New Delhi : Almost two decades after the Babri mosque in Ayodhya was demolished by right-wing activists in the presence of senior Bharatiya Janata Party (BJP) leaders, the politics of Hindutva appear to have lost steam and the demand for the Ram temple less strident.
The 16th century mosque was razed Dec 6, 1992 by Hindu mobs, who claimed it stood on the birthplace of Lord Ram and wanted a grand Ram temple constructed there.
While the Congress and the Left parties allege that the BJP had exploited the sentiments of the Hindus for political gains, the BJP maintains it has not given up the Ram temple issue but is giving primacy to other matters too.
The BJP had never been serious about the Ram temple, but exploited the sentiments of the Hindu community for political gains, Congress general secretary Rashid Alvi said .
“Their (BJP’s) political graph has come down because of their divisive politics over the Ram mandir (temple),” he said.
“Now they do not talk much about the issue,” claimed Alvi.
Communist Party of India-Marxist (CPI-M) politburo member S. Ramachandran Pillai told IANS that the Babri demolition had seriously harmed the democratic polity and secular fabric of the country.
“But the passions have subsided and they are losing support,” Pillai said about the BJP-supported Ram temple movement.
BJP chief Nitin Gadkari however told reporters recently that the party has not given up the Ram temple issue, but was giving more stress on economic issues.
“I am from a new generation and it is natural that economic issues will receive emphasis, as also GDP, politics of development, progress, besides nationalism and good governance,” he said.
“Unfortunately the BJP has been given a tag of being communal which we are trying to remove,” he added.

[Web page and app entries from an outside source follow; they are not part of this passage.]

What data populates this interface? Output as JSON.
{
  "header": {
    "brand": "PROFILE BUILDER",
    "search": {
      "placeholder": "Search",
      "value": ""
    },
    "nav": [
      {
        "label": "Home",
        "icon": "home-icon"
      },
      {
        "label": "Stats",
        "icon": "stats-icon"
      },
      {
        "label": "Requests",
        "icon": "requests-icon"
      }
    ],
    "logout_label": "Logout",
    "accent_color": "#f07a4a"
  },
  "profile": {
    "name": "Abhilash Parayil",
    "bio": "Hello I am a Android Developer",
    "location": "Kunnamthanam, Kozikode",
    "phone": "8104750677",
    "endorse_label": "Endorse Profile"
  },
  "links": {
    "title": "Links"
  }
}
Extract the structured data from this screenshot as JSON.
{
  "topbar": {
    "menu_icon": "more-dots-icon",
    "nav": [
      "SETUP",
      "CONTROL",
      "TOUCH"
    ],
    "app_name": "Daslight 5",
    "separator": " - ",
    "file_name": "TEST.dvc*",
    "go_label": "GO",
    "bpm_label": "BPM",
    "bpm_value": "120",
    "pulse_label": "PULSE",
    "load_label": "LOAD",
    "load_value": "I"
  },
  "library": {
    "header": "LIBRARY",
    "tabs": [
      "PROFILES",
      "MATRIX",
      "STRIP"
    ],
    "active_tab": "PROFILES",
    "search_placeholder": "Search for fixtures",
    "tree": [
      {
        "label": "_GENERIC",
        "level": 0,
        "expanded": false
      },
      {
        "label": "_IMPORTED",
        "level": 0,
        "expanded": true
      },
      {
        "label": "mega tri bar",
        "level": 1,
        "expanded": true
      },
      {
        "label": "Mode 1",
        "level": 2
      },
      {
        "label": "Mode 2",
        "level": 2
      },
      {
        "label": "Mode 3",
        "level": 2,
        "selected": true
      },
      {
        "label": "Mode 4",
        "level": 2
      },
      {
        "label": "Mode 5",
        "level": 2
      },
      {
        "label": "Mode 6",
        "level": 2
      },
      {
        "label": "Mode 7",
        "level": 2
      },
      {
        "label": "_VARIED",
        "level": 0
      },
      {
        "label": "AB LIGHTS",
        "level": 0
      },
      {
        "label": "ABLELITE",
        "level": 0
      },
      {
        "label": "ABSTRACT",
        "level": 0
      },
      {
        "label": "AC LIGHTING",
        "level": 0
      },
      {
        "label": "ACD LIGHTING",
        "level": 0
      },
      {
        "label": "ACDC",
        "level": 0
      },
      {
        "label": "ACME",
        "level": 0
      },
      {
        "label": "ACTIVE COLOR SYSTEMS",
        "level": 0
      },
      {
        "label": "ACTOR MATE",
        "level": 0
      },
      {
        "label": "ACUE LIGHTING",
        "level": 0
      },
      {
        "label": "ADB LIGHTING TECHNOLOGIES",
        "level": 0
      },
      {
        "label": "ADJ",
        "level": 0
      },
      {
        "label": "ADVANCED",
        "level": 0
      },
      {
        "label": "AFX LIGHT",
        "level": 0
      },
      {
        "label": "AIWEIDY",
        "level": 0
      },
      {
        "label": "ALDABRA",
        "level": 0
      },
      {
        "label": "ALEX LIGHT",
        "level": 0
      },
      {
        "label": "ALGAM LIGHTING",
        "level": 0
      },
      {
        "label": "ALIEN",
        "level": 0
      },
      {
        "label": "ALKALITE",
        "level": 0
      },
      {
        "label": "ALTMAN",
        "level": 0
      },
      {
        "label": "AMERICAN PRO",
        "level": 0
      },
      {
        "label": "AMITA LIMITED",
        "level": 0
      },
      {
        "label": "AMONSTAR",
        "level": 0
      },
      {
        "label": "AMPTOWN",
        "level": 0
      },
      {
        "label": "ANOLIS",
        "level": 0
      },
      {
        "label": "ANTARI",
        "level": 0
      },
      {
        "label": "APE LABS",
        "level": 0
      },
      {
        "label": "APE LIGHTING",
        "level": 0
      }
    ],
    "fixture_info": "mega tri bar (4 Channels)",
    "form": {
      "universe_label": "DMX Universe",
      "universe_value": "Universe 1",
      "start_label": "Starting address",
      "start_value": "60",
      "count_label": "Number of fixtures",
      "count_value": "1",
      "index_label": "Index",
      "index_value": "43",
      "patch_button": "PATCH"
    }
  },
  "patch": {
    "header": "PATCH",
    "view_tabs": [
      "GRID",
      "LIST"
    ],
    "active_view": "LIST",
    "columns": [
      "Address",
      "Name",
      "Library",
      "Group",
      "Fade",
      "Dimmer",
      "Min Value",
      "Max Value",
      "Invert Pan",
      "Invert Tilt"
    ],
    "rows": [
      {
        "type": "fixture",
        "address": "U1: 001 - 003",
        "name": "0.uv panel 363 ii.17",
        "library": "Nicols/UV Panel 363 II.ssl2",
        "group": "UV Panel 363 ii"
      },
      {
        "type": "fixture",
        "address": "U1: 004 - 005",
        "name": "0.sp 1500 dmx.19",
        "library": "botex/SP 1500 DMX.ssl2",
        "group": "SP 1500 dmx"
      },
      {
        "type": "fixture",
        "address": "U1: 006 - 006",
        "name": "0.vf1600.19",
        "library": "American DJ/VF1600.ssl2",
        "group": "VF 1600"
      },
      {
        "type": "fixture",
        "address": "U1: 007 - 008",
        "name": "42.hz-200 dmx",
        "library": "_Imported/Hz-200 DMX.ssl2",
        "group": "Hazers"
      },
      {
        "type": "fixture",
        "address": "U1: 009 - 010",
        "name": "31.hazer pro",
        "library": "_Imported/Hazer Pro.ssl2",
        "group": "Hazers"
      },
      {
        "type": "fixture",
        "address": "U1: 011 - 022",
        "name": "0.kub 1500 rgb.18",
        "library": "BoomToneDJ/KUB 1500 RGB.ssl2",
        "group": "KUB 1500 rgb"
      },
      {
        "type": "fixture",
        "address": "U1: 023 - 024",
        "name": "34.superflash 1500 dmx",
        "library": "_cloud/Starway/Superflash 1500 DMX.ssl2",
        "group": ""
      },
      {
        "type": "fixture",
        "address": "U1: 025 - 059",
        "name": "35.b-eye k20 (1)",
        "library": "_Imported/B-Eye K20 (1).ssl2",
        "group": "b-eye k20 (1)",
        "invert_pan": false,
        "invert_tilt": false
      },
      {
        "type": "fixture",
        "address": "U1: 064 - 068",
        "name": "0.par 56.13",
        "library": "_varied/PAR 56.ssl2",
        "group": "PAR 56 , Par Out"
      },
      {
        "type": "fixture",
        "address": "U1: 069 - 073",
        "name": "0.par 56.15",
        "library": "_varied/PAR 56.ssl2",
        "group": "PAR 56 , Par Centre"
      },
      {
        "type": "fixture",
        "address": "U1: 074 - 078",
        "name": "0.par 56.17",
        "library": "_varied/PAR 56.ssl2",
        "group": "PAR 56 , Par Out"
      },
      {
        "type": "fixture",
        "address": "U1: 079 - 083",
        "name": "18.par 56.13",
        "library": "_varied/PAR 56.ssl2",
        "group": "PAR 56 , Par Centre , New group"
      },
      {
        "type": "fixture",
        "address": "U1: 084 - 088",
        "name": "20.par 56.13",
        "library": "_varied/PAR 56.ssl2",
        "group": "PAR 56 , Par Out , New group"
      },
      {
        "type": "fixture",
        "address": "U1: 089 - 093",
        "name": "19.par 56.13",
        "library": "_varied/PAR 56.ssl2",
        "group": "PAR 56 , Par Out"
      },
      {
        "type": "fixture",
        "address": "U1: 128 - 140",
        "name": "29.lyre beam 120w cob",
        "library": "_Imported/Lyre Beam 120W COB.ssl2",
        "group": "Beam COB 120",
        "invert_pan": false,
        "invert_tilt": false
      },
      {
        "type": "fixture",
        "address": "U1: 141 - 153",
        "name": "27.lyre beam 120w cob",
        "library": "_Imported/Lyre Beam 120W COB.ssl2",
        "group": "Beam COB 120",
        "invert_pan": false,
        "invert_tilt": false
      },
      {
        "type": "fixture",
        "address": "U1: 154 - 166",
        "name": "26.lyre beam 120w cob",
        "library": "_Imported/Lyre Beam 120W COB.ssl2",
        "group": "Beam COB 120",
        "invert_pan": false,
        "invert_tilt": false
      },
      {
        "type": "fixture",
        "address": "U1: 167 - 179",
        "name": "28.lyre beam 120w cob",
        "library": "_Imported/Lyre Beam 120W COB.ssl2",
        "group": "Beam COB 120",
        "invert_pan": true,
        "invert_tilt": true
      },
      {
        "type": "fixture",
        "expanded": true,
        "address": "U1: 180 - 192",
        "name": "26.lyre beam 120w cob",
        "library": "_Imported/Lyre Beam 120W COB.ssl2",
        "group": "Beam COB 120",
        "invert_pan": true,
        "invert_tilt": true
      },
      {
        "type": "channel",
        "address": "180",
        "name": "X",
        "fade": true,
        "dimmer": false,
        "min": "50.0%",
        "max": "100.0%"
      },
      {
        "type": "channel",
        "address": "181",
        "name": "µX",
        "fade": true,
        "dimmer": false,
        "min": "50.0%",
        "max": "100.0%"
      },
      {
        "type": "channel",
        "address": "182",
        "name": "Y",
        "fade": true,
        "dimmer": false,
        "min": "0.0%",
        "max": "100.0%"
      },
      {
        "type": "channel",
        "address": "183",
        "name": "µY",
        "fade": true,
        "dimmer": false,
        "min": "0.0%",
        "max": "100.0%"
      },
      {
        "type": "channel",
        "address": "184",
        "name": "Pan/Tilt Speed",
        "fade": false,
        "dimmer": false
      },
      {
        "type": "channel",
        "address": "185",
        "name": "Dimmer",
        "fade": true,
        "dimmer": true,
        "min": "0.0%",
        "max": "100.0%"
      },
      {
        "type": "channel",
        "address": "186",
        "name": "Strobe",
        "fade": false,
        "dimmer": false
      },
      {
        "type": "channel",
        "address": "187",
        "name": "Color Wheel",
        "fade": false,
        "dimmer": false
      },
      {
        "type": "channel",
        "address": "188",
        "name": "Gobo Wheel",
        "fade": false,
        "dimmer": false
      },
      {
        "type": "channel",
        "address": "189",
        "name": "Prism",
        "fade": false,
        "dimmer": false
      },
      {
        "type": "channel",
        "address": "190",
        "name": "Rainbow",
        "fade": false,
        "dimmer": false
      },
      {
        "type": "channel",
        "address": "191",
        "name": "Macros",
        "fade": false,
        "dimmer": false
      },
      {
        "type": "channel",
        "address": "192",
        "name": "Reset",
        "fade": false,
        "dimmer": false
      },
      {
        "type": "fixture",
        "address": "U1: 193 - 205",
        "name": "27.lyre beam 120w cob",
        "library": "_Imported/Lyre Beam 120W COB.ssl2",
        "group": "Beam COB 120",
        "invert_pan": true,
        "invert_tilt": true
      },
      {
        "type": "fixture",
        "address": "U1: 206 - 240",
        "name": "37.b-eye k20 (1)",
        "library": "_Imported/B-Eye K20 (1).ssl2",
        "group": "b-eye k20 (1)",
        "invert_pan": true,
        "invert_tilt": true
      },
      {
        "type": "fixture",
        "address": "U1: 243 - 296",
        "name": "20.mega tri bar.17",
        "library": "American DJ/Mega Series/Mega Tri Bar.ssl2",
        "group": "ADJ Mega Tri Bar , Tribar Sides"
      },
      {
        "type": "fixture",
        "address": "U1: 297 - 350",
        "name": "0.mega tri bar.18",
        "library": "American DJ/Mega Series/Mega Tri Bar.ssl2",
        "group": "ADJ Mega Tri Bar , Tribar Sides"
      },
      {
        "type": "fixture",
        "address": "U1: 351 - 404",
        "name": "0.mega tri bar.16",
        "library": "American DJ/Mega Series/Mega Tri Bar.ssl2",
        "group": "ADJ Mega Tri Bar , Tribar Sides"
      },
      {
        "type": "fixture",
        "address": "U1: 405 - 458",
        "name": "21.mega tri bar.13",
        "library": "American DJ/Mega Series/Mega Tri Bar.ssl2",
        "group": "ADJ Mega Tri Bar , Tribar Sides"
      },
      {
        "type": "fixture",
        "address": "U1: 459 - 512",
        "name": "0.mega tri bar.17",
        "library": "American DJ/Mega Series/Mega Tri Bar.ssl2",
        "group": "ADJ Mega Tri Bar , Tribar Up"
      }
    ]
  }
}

But, Mridula Mukherjee, professor in New Delhi’s Jawaharlal Nehru University, said it was an illusion if anyone believed that the BJP will shed its communal and Hindutva agenda, which according to political observers, played a major role in its steep rise – from two Lok Sabha seats in 1984 to 85 in 1989 and to 119 in 1991.
According to Mukherjee, there are pushes and pulls in the BJP which will bring the Ram temple issue to the fore and backburner occasionally.
“But the core of the party remains to be the RSS (Rashtriya Swayamsewak Sangh) and the hardliners,” she added.
The BJP will though find it hard to raise the issue much while it heads the National Democratic Alliance (NDA) with even its key ally, the Janata Dal-United (JD-U) terming the demolition a “sad incident in our political history”.
JD-U general secretary Javed Raza told IANS that the Babri demolition was a sad incident and a solution should be attempted through dialogue or judicial process.
On the ground, the day is unlikely to be tension-filled as it was in the 1990s. However, the union home ministry has asked the Uttar Pradesh government to step up security measures in Ayodhya and other communally sensitive places in the state on the anniversary.
It may have seemed the issue had achieved closure when in September last year, the Allahabad High Court ordered the division of the site of the razed mosque into three parts – two to Hindu institutions and one to the Sunni Waqf board.
However, both Hindu and Muslim groups appealed the verdict and the Supreme Court stayed the order in May 2011 saying the high court verdict was “strange and surprising”.